§ Exercise description:
Exact copies of all the records are the expected output.

§ Exercise data:
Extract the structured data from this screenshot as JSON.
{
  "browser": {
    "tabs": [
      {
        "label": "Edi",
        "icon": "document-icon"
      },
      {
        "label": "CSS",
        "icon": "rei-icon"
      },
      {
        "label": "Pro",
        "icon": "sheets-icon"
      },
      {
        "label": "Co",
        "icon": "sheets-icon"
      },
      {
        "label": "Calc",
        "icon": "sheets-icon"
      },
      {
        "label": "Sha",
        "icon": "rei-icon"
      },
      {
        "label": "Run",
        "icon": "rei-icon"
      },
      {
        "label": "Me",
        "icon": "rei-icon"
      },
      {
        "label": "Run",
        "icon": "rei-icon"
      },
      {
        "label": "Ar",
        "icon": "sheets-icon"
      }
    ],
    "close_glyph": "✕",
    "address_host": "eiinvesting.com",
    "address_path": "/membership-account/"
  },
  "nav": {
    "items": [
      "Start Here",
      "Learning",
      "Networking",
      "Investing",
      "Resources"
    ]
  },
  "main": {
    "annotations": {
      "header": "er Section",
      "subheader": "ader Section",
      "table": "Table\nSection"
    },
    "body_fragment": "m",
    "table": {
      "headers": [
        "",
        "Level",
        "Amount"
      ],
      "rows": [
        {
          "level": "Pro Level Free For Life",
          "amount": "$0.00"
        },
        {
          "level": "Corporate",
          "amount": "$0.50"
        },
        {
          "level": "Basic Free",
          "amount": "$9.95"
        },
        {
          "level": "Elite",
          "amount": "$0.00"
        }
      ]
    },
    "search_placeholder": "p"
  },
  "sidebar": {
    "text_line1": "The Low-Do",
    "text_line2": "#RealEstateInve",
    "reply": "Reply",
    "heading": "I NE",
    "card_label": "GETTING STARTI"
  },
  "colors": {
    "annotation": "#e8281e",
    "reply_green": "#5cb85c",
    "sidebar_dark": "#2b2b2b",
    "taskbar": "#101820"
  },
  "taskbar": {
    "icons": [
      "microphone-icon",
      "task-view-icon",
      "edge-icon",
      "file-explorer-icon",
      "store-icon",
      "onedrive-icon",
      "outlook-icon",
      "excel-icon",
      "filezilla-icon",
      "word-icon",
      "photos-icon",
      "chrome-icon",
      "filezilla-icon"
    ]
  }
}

§ Exercise result:
Extract the structured data from this screenshot as JSON.
{
  "browser": {
    "tabs": [
      {
        "label": "Edi",
        "icon": "document-icon"
      },
      {
        "label": "CSS",
        "icon": "rei-icon"
      },
      {
        "label": "Pro",
        "icon": "sheets-icon"
      },
      {
        "label": "Co",
        "icon": "sheets-icon"
      },
      {
        "label": "Calc",
        "icon": "sheets-icon"
      },
      {
        "label": "Sha",
        "icon": "rei-icon"
      },
      {
        "label": "Run",
        "icon": "rei-icon"
      },
      {
        "label": "Me",
        "icon": "rei-icon"
      },
      {
        "label": "Run",
        "icon": "rei-icon"
      },
      {
        "label": "Ar",
        "icon": "sheets-icon"
      }
    ],
    "close_glyph": "✕",
    "address_host": "eiinvesting.com",
    "address_path": "/membership-account/"
  },
  "nav": {
    "items": [
      "Start Here",
      "Learning",
      "Networking",
      "Investing",
      "Resources"
    ]
  },
  "main": {
    "annotations": {
      "header": "er Section",
      "subheader": "ader Section",
      "table": "Table\nSection"
    },
    "body_fragment": "m",
    "table": {
      "headers": [
        "",
        "Level",
        "Amount"
      ],
      "rows": [
        {
          "level": "Pro Level Free For Life",
          "amount": "$0.00"
        },
        {
          "level": "Corporate",
          "amount": "$0.50"
        },
        {
          "level": "Basic Free",
          "amount": "$9.95"
        },
        {
          "level": "Elite",
          "amount": "$0.00"
        }
      ]
    },
    "search_placeholder": "p"
  },
  "sidebar": {
    "text_line1": "The Low-Do",
    "text_line2": "#RealEstateInve",
    "reply": "Reply",
    "heading": "I NE",
    "card_label": "GETTING STARTI"
  },
  "colors": {
    "annotation": "#e8281e",
    "reply_green": "#5cb85c",
    "sidebar_dark": "#2b2b2b",
    "taskbar": "#101820"
  },
  "taskbar": {
    "icons": [
      "microphone-icon",
      "task-view-icon",
      "edge-icon",
      "file-explorer-icon",
      "store-icon",
      "onedrive-icon",
      "outlook-icon",
      "excel-icon",
      "filezilla-icon",
      "word-icon",
      "photos-icon",
      "chrome-icon",
      "filezilla-icon"
    ]
  }
}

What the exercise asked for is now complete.